> _TASK INSTRUCTIONS_
Please return every line below that contains the string "Again".

> _WORKING DATA_
■ ■ ■ ■ ■
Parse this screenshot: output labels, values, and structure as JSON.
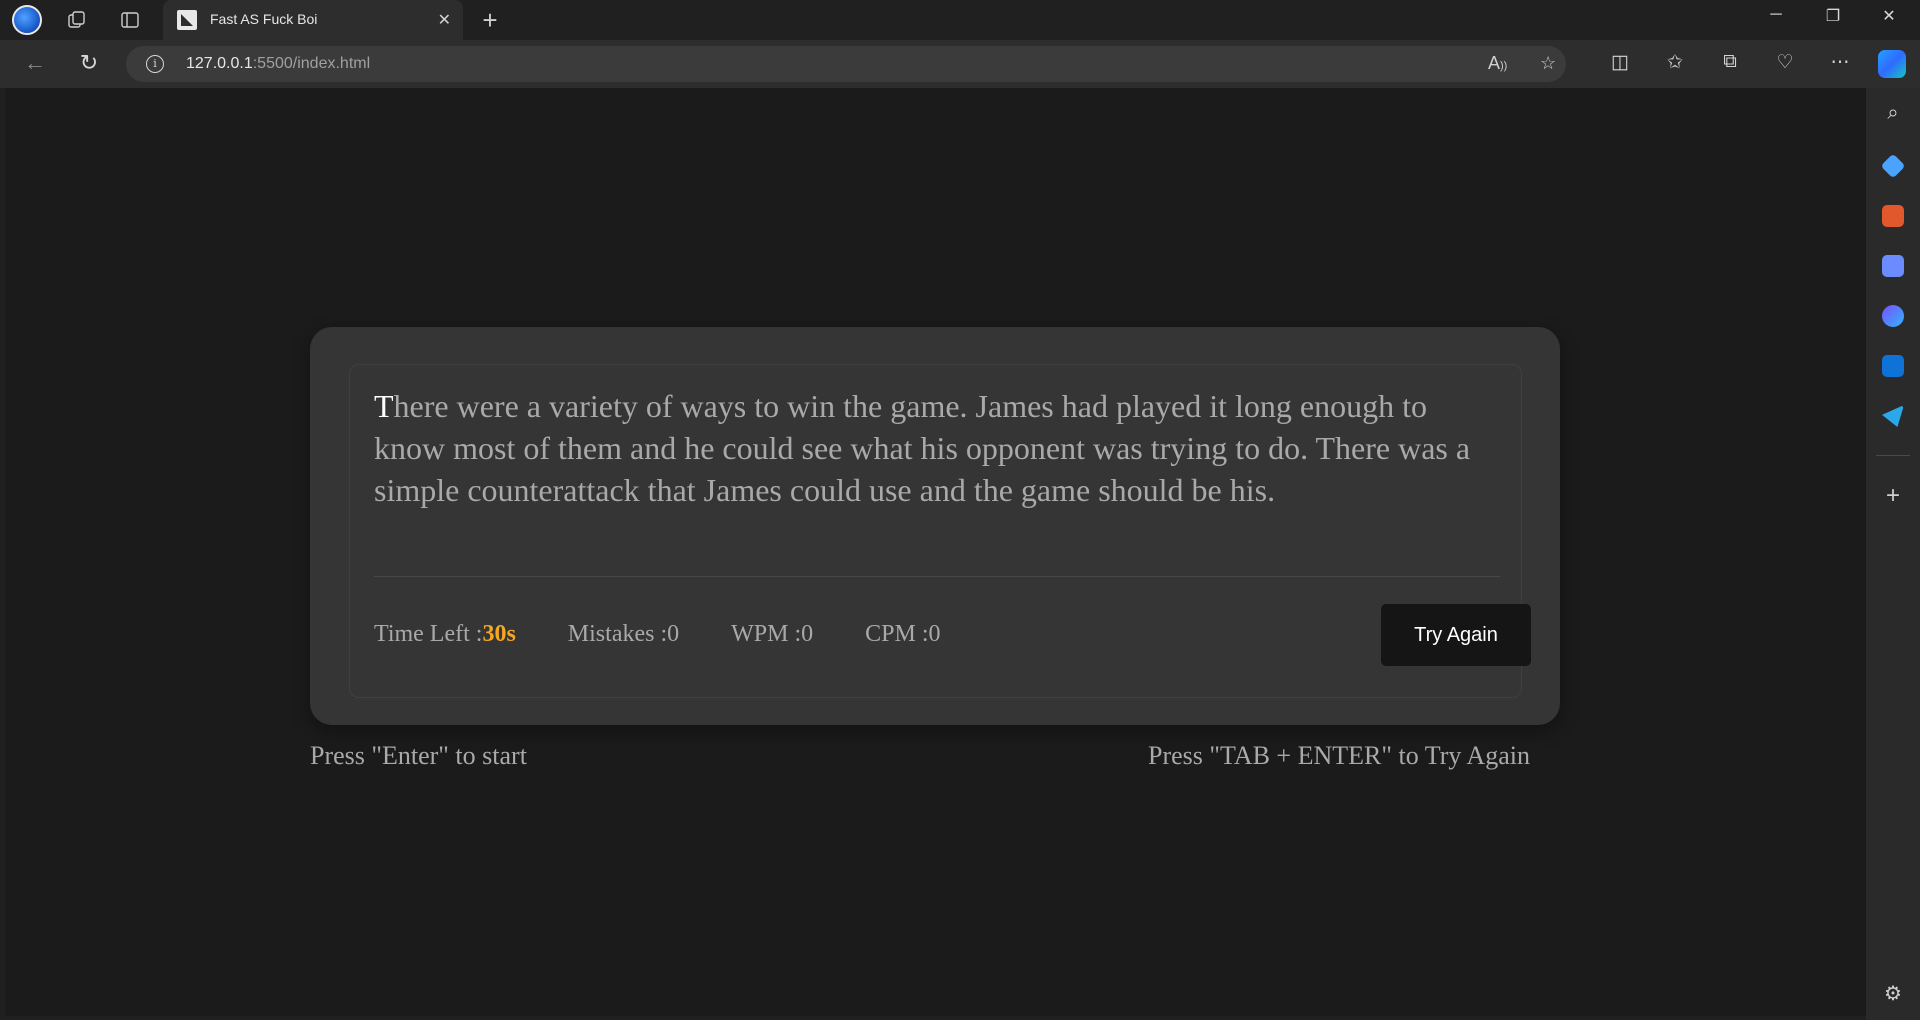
{
  "browser": {
    "tab_title": "Fast AS Fuck Boi",
    "url_host": "127.0.0.1",
    "url_path": ":5500/index.html"
  },
  "game": {
    "passage_first_char": "T",
    "passage_rest": "here were a variety of ways to win the game. James had played it long enough to know most of them and he could see what his opponent was trying to do. There was a simple counterattack that James could use and the game should be his.",
    "time_label": "Time Left :",
    "time_value": "30s",
    "mistakes_label": "Mistakes :",
    "mistakes_value": "0",
    "wpm_label": "WPM :",
    "wpm_value": "0",
    "cpm_label": "CPM :",
    "cpm_value": "0",
    "try_again_label": "Try Again"
  },
  "hints": {
    "start": "Press \"Enter\" to start",
    "retry": "Press \"TAB + ENTER\" to Try Again"
  },
  "icons": {
    "profile": "profile-avatar-icon",
    "workspaces": "workspaces-icon",
    "tab_actions": "vertical-tabs-icon",
    "new_tab": "plus-icon",
    "back": "back-arrow-icon",
    "reload": "reload-icon",
    "site_info": "info-icon",
    "read_aloud": "read-aloud-icon",
    "favorite": "star-icon",
    "split_screen": "split-screen-icon",
    "favorites": "favorites-icon",
    "collections": "collections-icon",
    "browser_essentials": "heart-pulse-icon",
    "more": "ellipsis-icon",
    "copilot": "copilot-icon",
    "settings": "gear-icon"
  },
  "colors": {
    "accent_time": "#f5a623",
    "card_bg": "#353535",
    "page_bg": "#1b1b1b",
    "button_bg": "#151515"
  }
}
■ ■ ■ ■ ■
> _ANSWER FOR THE TASK_
    "try_again_label": "Try Again"
    "retry": "Press \"TAB + ENTER\" to Try Again"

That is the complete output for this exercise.